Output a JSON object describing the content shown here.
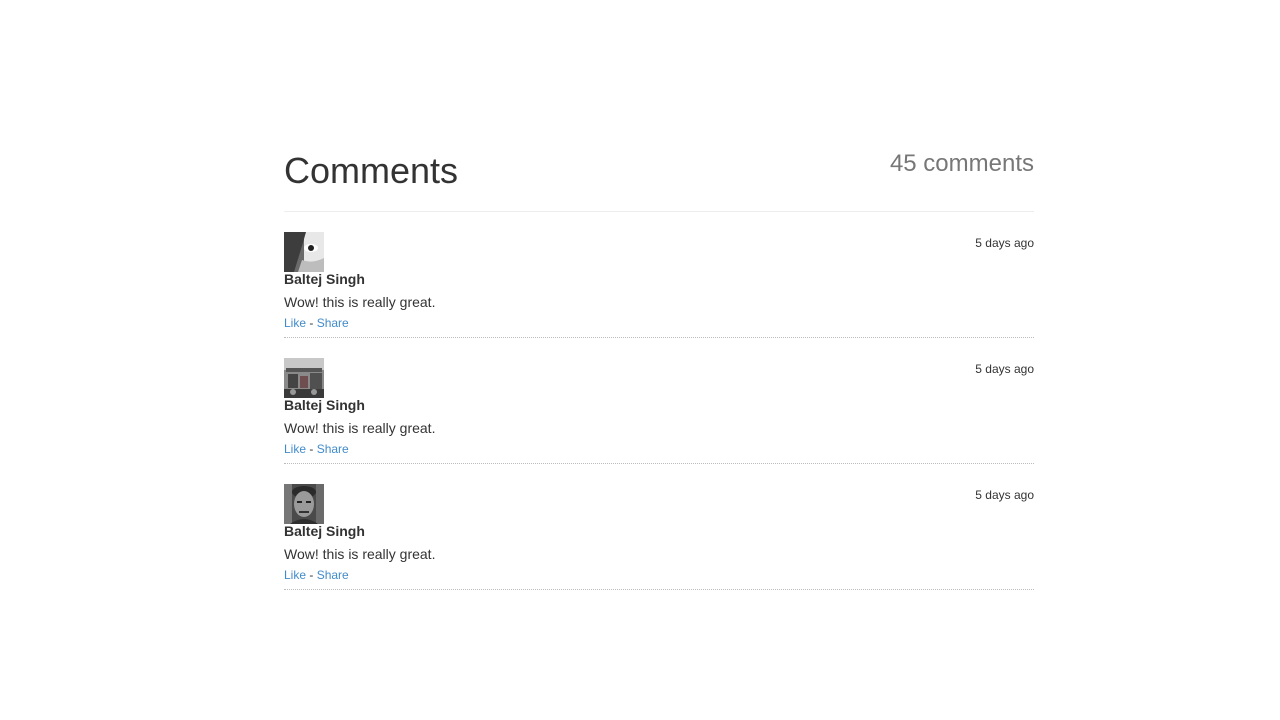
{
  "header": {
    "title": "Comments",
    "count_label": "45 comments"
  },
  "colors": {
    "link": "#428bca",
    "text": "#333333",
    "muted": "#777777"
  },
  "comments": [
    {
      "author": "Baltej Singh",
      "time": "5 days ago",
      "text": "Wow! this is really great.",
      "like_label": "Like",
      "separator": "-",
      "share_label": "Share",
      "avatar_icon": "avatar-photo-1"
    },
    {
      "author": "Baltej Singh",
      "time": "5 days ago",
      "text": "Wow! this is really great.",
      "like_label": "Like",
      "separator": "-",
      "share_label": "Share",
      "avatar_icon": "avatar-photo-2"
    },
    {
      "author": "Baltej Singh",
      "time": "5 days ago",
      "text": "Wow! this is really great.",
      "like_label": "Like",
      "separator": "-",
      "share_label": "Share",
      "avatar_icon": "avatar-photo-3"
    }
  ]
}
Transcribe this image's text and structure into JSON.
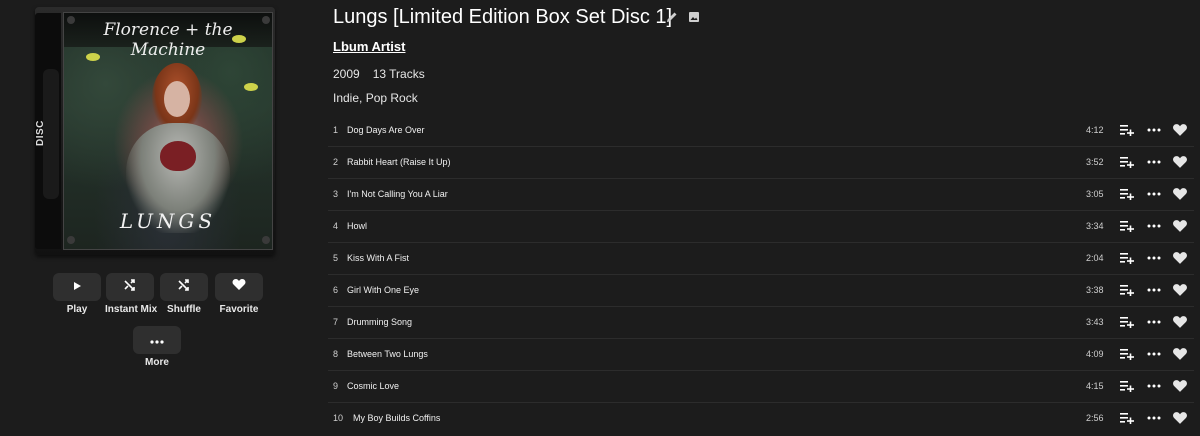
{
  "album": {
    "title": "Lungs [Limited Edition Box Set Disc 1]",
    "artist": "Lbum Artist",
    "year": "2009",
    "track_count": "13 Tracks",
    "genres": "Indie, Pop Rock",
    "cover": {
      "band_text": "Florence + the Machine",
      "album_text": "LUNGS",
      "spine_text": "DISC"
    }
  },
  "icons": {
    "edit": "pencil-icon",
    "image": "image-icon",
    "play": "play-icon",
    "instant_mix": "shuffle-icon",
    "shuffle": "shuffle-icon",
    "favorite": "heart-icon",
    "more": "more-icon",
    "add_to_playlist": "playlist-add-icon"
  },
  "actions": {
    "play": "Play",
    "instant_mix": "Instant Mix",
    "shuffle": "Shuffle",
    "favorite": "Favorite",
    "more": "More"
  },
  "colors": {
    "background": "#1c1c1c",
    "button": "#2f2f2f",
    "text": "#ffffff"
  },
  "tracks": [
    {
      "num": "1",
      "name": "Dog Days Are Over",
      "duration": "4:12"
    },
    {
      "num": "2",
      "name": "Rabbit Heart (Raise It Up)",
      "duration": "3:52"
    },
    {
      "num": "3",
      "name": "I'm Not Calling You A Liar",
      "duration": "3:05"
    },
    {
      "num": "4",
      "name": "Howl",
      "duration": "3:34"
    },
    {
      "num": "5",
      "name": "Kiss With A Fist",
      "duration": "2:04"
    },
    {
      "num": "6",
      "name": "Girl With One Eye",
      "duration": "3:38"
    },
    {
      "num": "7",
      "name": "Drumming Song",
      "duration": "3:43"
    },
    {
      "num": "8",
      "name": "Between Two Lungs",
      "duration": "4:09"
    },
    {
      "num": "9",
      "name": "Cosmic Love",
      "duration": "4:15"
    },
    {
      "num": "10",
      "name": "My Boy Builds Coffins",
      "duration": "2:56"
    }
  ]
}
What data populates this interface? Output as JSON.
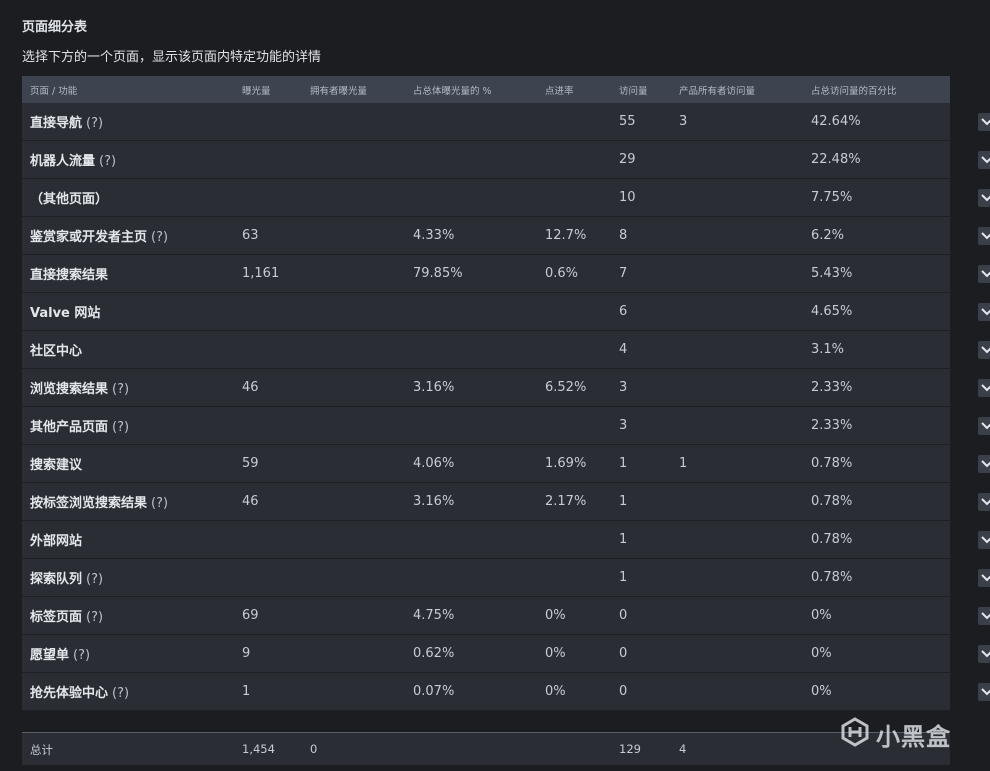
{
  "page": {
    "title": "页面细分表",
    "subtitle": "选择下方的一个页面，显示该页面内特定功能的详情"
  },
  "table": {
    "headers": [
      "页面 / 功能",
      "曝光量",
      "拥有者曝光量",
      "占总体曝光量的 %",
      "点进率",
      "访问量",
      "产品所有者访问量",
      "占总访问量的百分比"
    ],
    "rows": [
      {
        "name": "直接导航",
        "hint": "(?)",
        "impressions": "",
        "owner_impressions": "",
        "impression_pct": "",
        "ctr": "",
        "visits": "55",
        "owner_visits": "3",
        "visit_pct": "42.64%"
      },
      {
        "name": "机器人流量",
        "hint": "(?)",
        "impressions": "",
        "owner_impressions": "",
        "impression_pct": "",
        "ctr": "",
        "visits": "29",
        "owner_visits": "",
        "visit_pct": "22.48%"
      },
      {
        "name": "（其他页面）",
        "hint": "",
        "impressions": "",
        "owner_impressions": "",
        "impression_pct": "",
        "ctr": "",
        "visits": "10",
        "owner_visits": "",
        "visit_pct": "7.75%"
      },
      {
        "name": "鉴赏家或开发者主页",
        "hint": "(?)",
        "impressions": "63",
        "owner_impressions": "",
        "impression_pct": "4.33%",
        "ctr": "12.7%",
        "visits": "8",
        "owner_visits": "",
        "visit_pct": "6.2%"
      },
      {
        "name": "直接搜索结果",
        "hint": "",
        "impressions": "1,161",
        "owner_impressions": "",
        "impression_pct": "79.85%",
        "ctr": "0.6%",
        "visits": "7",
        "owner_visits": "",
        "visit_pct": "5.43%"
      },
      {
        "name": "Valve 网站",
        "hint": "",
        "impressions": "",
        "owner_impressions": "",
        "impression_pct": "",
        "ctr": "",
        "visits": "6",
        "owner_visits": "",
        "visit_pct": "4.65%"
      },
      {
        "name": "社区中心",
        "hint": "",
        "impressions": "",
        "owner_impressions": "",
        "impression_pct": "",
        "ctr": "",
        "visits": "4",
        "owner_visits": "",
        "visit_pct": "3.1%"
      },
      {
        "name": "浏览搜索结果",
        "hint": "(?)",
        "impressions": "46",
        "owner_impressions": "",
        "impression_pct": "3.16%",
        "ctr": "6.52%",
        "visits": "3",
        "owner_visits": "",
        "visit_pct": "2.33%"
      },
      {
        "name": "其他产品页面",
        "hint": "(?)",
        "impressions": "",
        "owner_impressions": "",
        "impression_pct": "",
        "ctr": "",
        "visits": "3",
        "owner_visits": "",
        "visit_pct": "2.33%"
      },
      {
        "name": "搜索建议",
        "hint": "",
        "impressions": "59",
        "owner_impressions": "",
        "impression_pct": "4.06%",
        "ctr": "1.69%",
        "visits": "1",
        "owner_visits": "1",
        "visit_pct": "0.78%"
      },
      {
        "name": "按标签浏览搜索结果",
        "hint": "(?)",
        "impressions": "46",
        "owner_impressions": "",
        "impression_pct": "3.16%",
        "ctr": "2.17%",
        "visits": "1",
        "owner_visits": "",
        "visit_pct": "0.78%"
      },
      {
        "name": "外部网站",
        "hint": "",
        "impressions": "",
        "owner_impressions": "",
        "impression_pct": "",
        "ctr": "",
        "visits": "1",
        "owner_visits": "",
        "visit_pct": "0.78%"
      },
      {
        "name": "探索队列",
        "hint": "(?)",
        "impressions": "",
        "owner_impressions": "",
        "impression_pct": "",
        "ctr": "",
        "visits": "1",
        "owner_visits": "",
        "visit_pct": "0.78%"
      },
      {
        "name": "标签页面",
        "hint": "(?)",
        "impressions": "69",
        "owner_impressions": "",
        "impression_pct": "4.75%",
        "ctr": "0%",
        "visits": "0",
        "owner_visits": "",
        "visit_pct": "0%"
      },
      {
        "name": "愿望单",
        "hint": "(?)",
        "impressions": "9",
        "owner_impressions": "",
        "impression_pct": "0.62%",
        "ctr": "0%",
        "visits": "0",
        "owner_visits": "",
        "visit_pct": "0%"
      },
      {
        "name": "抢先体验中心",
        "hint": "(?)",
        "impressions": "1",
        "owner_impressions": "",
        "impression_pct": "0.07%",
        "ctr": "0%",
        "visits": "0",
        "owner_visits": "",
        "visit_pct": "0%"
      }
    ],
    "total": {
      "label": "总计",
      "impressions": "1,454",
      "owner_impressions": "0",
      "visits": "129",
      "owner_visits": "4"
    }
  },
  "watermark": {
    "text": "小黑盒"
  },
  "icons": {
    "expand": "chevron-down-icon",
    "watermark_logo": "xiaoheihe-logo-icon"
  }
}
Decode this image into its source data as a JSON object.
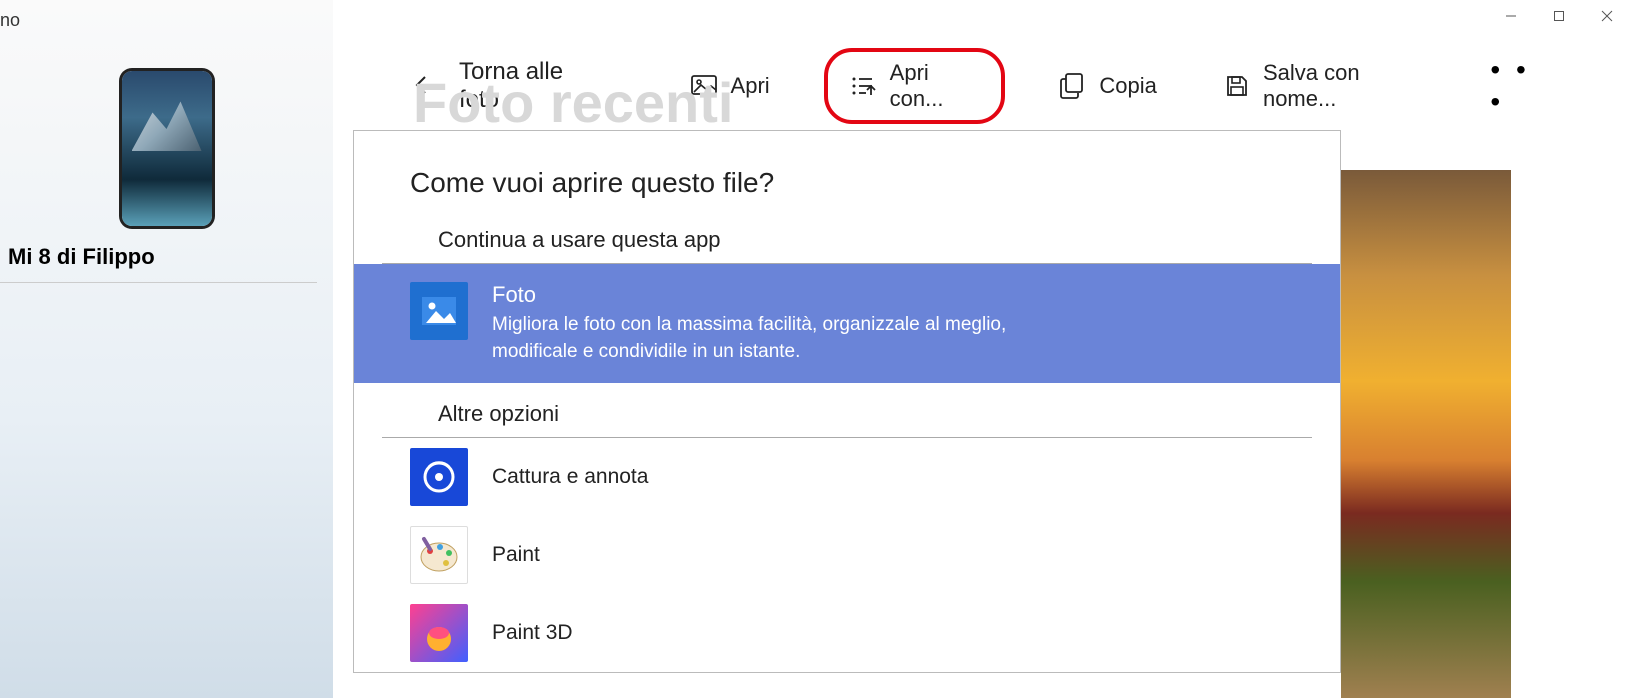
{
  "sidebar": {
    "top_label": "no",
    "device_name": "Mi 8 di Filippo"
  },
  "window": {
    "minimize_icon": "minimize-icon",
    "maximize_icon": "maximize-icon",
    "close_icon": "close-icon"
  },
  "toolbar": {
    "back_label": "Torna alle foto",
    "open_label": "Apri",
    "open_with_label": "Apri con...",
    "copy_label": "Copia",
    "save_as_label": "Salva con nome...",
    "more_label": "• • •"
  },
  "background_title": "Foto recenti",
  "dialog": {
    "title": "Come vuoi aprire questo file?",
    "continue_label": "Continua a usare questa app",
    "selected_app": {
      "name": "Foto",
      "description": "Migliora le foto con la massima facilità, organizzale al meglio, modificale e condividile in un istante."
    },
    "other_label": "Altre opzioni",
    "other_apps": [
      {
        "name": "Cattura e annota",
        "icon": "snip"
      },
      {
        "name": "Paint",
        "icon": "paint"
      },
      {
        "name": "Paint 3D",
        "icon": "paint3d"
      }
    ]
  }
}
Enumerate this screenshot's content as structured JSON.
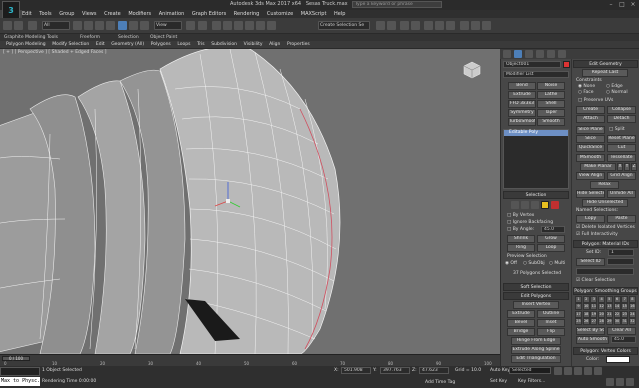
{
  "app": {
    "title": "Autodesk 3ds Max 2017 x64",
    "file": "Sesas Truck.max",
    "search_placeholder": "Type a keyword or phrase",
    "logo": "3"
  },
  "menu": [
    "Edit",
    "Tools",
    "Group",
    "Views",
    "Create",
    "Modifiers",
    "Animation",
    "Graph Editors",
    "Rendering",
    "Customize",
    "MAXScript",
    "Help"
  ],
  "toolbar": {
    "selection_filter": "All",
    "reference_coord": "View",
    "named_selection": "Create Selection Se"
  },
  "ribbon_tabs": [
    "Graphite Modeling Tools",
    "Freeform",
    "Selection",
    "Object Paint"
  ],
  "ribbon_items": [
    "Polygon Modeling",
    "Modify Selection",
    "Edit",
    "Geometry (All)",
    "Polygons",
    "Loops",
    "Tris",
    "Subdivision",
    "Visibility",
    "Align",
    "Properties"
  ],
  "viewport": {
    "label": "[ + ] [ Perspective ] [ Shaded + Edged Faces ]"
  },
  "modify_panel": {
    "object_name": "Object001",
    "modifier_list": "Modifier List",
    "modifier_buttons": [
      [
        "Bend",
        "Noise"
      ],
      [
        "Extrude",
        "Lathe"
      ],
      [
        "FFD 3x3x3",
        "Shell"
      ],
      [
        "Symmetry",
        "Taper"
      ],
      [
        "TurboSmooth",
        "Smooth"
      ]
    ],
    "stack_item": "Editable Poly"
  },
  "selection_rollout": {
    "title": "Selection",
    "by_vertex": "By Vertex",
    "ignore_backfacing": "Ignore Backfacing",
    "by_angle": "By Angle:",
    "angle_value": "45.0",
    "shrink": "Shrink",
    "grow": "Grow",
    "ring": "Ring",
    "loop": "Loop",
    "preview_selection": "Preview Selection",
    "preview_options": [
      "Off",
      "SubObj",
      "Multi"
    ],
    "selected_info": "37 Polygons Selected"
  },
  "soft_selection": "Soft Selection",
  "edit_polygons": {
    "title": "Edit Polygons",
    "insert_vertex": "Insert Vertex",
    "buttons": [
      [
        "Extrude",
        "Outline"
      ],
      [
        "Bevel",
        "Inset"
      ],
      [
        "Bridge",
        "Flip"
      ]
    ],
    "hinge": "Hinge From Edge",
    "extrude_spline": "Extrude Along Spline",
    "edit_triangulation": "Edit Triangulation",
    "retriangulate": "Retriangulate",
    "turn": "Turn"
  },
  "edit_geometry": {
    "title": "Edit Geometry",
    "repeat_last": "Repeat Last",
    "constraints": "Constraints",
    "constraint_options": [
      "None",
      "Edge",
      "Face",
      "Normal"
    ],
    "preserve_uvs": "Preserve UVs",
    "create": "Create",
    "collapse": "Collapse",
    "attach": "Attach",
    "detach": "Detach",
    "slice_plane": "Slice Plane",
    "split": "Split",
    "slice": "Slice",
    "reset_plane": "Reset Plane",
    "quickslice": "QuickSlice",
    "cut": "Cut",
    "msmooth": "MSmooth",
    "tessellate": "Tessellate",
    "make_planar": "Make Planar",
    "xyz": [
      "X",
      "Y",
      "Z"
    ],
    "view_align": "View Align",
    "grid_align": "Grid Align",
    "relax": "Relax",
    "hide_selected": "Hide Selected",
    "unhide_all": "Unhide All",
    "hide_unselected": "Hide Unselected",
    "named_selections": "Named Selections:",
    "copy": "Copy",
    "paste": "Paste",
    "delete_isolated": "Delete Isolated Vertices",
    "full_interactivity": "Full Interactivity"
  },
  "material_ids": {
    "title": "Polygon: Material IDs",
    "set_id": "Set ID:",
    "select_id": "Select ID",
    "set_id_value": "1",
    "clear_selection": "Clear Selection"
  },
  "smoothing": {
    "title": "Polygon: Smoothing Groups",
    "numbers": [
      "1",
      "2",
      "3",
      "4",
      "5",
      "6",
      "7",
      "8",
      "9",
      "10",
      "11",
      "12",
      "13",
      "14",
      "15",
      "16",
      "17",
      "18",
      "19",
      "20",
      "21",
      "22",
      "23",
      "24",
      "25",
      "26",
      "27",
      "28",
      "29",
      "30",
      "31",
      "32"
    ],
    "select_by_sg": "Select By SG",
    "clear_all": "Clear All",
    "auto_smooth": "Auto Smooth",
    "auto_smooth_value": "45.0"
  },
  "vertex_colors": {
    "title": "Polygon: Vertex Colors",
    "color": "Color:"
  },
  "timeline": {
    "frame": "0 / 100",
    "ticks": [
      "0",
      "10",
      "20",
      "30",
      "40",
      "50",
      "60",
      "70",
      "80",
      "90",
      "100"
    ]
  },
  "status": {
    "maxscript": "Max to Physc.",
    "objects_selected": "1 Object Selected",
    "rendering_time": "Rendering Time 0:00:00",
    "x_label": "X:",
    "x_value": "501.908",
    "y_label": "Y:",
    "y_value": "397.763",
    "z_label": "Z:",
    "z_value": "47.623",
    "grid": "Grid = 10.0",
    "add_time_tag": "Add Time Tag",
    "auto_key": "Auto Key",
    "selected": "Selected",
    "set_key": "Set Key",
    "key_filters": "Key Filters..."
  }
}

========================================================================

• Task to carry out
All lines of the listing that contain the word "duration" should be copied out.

• Answer to the exercise
      "duration": "4:12"
      "duration": "3:52"
      "duration": "3:05"
      "duration": "3:34"
      "duration": "2:04"
      "duration": "3:38"
      "duration": "3:43"
      "duration": "4:09"
      "duration": "4:15"
      "duration": "2:56"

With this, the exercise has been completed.